In a report to be published on Tuesday, a subcommittee of the House of Lords’ European Union Committee said that the EU should avoid an “undesirably rigid” approach to dealing with Hamas that would risk undermining progress in building viable and democratic Palestinian institutions, a prerequisite, they say, for any peace settlement…
A spokesman for the Foreign Affairs subcommittee, one of seven subcommittees of the European Union Committee, said that Hamas must be “clear on renouncing violence” and that while pressure should be put on the group to recognize Israel and accept previous agreements, “progress should not be scuppered because of this.”

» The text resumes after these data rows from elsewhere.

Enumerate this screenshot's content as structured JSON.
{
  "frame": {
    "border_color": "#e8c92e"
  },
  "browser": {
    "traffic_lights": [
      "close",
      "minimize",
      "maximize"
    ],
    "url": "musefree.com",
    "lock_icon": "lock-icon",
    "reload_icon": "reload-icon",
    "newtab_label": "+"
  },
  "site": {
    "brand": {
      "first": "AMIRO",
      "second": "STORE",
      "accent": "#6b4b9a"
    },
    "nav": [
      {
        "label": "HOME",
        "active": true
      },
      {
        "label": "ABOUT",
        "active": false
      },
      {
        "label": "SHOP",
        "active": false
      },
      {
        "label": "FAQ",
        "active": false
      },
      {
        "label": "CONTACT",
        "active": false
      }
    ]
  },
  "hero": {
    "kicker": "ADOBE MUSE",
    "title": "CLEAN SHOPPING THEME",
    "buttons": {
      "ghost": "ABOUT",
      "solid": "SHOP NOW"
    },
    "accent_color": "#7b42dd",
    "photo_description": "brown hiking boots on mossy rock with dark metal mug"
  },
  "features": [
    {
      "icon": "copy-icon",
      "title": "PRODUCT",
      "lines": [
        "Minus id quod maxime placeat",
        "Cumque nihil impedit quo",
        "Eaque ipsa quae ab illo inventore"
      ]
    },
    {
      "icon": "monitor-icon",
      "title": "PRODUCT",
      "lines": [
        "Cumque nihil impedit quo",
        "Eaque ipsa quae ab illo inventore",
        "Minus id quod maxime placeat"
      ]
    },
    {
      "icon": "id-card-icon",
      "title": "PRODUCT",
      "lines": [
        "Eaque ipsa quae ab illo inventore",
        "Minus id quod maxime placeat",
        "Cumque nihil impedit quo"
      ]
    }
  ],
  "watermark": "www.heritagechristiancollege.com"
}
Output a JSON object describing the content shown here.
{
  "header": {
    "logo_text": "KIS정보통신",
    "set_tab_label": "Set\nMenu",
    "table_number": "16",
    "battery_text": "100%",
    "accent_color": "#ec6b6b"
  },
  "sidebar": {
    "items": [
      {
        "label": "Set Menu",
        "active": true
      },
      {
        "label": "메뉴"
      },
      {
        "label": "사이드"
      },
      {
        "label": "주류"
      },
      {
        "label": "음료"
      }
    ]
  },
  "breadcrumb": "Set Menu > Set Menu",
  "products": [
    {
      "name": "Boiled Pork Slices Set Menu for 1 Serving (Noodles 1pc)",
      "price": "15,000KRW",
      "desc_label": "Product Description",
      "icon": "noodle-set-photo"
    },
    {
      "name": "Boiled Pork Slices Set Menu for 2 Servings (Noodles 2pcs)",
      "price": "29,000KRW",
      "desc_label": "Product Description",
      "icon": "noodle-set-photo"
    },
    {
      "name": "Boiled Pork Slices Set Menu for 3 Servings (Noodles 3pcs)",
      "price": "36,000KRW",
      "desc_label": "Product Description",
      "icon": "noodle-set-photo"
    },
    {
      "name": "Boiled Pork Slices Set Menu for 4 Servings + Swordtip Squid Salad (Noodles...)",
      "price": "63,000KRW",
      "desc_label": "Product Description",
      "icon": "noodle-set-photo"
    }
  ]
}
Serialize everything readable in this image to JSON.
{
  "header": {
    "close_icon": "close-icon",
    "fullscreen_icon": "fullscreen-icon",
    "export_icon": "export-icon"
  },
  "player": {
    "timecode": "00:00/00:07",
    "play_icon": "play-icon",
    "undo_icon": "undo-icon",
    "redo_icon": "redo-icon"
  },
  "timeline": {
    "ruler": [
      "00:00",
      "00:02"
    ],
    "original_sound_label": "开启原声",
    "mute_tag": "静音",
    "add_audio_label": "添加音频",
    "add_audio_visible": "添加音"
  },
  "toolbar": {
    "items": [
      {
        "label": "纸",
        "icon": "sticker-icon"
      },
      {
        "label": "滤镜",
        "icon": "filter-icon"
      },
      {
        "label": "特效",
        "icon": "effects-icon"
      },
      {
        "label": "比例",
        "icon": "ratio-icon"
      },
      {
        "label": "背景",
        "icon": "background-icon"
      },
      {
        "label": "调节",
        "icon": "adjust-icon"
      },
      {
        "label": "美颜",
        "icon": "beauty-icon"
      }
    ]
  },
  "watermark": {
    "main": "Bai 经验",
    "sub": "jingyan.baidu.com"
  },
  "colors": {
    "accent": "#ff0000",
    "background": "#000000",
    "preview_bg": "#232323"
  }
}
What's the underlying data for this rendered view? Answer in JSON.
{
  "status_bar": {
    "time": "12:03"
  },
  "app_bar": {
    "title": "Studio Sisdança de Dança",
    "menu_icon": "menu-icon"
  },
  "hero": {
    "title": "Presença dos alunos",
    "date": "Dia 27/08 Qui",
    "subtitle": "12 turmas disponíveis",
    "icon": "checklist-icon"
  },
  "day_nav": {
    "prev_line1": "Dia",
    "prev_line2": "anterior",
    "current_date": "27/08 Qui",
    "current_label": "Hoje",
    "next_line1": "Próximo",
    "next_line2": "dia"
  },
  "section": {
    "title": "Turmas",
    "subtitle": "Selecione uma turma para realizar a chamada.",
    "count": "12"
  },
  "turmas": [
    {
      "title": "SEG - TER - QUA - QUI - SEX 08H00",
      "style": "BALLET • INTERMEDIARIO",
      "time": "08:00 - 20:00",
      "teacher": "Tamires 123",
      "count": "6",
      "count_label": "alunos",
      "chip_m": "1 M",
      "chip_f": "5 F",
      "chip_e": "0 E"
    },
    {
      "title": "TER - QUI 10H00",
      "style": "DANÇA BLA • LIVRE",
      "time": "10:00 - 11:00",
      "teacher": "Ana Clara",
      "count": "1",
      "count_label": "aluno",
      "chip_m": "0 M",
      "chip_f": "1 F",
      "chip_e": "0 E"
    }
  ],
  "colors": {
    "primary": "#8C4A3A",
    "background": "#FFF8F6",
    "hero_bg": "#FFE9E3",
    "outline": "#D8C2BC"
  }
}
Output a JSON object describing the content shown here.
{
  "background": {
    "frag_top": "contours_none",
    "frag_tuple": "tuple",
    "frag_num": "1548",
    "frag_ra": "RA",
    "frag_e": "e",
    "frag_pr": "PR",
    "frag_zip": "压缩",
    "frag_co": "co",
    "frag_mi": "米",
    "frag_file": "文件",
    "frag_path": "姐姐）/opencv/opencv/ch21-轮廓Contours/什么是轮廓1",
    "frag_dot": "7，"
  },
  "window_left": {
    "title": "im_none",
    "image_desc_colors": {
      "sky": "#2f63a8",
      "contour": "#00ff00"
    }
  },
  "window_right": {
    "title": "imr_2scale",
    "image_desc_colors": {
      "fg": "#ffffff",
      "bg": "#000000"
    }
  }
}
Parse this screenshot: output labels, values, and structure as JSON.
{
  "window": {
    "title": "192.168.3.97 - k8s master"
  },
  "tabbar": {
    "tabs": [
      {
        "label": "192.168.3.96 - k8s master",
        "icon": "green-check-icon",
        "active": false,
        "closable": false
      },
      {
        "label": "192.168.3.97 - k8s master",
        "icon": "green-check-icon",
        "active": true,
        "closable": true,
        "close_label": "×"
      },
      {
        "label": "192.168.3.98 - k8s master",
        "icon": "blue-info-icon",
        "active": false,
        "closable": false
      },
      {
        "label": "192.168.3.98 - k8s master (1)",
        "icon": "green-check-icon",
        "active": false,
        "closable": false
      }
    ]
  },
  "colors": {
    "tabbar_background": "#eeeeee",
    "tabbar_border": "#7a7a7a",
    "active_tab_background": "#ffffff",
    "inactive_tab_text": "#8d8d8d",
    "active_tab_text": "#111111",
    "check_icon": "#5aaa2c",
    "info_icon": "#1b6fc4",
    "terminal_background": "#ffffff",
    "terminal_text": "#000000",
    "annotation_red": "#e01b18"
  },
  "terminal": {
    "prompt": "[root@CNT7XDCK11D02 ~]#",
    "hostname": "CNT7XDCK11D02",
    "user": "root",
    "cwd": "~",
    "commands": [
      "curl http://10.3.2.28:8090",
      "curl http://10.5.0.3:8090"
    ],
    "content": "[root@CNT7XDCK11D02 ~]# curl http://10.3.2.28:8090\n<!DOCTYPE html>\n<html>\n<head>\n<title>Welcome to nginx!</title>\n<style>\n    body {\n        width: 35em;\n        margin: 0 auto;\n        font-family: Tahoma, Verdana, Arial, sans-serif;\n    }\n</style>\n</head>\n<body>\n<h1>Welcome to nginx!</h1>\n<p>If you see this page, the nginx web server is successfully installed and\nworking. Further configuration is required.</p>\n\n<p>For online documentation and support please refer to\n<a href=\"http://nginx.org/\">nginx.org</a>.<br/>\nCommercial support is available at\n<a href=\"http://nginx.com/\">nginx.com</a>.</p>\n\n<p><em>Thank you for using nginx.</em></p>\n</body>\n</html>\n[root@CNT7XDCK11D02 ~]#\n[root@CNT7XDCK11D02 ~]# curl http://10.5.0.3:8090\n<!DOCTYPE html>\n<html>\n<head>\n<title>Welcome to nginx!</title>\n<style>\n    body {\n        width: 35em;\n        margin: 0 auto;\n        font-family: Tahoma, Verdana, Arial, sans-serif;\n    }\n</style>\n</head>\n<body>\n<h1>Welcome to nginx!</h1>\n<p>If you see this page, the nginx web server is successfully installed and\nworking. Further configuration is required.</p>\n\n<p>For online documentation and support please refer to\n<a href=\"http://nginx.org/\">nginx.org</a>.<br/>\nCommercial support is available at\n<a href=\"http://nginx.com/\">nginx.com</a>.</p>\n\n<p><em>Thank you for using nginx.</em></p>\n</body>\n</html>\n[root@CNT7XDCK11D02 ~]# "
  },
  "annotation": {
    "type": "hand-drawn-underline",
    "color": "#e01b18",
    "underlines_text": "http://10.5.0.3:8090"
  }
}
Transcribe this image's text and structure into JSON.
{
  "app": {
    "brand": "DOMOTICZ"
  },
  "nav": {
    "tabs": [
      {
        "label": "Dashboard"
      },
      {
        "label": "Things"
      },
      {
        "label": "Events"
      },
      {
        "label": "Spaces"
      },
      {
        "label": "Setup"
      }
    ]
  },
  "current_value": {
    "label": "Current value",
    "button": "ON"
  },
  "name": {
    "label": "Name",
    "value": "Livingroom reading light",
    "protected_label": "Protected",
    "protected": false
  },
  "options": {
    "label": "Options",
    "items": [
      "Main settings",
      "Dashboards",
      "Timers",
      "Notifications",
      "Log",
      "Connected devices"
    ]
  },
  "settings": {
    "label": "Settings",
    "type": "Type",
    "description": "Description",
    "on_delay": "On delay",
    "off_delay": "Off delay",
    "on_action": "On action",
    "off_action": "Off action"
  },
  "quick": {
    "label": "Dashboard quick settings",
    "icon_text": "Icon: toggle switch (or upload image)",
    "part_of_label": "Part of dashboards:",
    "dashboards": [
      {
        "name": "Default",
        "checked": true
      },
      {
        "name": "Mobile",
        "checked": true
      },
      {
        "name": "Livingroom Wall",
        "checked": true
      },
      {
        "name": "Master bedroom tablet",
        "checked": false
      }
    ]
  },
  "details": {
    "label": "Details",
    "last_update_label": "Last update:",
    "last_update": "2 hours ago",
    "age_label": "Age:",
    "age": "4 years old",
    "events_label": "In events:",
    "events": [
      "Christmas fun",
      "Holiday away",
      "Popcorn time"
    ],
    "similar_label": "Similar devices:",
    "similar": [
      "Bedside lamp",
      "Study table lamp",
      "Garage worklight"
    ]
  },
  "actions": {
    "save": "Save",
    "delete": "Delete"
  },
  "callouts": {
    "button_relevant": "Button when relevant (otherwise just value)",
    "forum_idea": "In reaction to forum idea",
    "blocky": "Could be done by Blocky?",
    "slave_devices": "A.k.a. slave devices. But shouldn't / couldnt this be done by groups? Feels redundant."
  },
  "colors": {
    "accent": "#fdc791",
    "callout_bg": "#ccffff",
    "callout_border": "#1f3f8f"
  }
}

Two things should be clear: first, recognition is not just a side issue, it is the issue. And second, Hamas will never agree to recognize Israel (other than in the trivial sense of admitting its physical existence).
Recognition is a big deal because it goes against both the general Arab narrative of the conflict, and the specific Islamic sensitivities of Hamas.
In the Arab narrative, the Jews have no legitimacy in the Middle East. They are no different than bandits that steal your horse. They showed up from Europe and took the Palestinians’ land. Recognition implies that they have a right — in some way, shape or form — to be there at all.
From an Islamic point of view, such as that of Hamas, the problem is multiplied. Not only are they bandits, they are not Muslims — so how can they be allowed to hold any Muslim land or rule over any Muslims?
Hamas is an organization that came into being specifically to fight the Jews, not to govern the Palestinians. Hamas simply exists for the sake of the jihad it believes is obligatory. Take away the jihad and Hamas vanishes.
So consider the three principles of the Road Map: Recognition of Israel and acceptance of previous agreements (the Oslo accord, which implies an acceptance of Israel’s right to exist) are simply out of the question for Hamas, as the House of Lords seems to realize.
What about renunciation of violence?
Here there’s room for confusion, which Hamas wishes to exploit. Since ‘jihad’ for Hamas means armed struggle, and jihad is obligatory, there can be no permanent renunciation of violence. Hamas is prepared under some conditions to agree to a long-term but temporary truce, or hudna. Nevertheless, it is essential to a hudna that it is temporary.
Israel must not permit herself to be forced to make agreements with Hamas. There can be no real ground of agreement between to be and not to be.